“Nature, that is, God, made man a composite of two parts, one celestial and divine, the other most beautiful and noble among mortal things. He provided him with a form and a body suited to every sort of movement, so as to enable him to perceive and to flee from that which threatened to harm and oppose him. He gave him speech and judgment so that he would be able to seek after and to find what he needed and could use. He gave him movement and sentiment, desire and the power of excitement, so that he might clearly appreciate and pursue useful things and shun those harmful and dangerous to him. He gave him intelligence, teachability, memory and reason, qualities divine in themselves and which enable man to investigate, to distinguish, to know what to avoid and what to desire in order best to preserve himself.” Leon Battista Alberti, On the Family in Perspectives from the Past: Primary Sources in Western Civilizations, Vol. 1. 5th Ed. (Norton: New York, 2012), p. 390.

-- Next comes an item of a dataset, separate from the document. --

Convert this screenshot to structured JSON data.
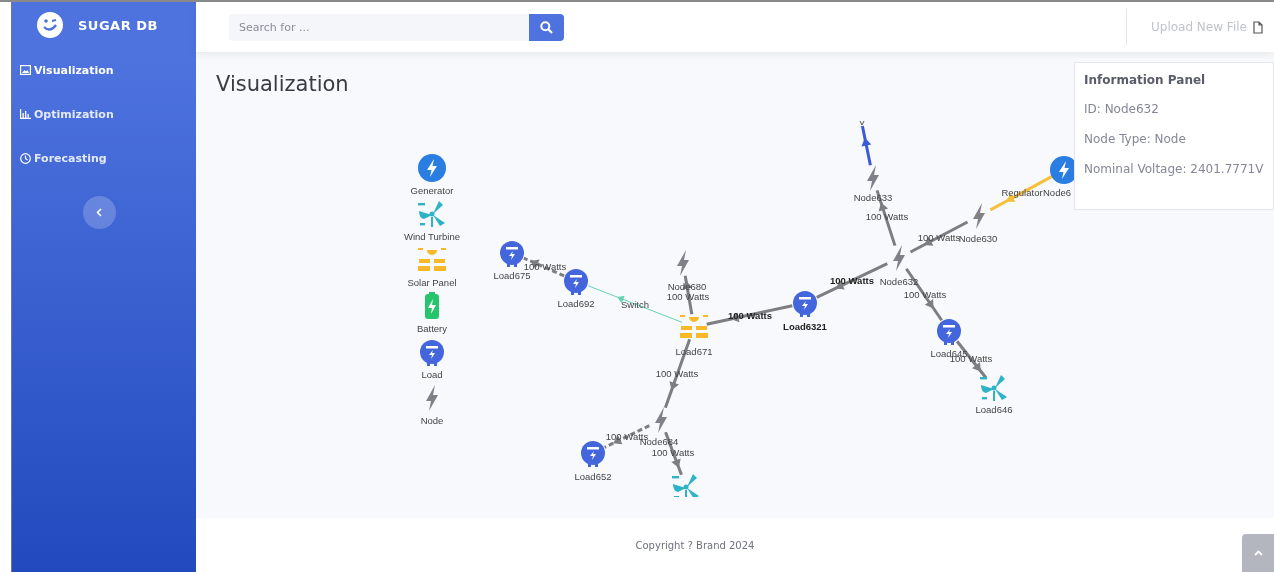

Leon Battista Alberti (d. 1472) was born in Genoa in 1404 as the illegitimate son of exiled Florentine man. Alberti studied law at Bologna, took holy orders, and worked in service of the papacy. As a Renaissance humanist Alberti wrote about painting, architecture, sculpture, and the nature of the family. However, he is most well known for his architectural designs. Here he describes God’s greatest earthly creation, humanity, as the perfect combination mind and body.